**WORK INSTRUCTION**
Using the entries that follow, report how many lines contain the word "label". Only the number is wanted.

**RECORDS FOR THIS TASK**
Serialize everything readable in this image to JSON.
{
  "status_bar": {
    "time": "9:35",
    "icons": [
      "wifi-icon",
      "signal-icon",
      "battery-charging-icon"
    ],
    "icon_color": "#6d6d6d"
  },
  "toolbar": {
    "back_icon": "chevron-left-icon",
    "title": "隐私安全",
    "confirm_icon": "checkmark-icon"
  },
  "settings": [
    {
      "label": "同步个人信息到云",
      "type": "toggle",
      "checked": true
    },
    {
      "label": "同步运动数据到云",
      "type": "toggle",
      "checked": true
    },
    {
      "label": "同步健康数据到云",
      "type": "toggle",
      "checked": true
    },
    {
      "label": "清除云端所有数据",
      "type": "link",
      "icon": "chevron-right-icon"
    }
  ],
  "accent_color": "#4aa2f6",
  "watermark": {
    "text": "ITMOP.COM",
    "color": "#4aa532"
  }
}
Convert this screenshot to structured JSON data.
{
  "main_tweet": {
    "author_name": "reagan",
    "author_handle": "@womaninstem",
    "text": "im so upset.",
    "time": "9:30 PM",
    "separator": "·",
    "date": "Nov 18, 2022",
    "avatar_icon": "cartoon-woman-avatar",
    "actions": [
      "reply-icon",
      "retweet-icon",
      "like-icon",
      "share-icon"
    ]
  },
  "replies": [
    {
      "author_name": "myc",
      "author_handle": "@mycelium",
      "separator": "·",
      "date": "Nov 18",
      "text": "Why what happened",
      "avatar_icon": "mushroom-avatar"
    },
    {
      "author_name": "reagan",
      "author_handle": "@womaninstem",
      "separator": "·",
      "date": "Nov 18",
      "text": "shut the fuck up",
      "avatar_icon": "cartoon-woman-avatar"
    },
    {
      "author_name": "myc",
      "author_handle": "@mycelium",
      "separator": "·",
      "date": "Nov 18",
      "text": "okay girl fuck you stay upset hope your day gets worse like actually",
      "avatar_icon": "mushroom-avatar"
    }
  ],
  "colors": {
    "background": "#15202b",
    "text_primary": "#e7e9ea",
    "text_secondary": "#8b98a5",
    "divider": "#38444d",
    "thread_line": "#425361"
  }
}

**SOLVED EXERCISE**
4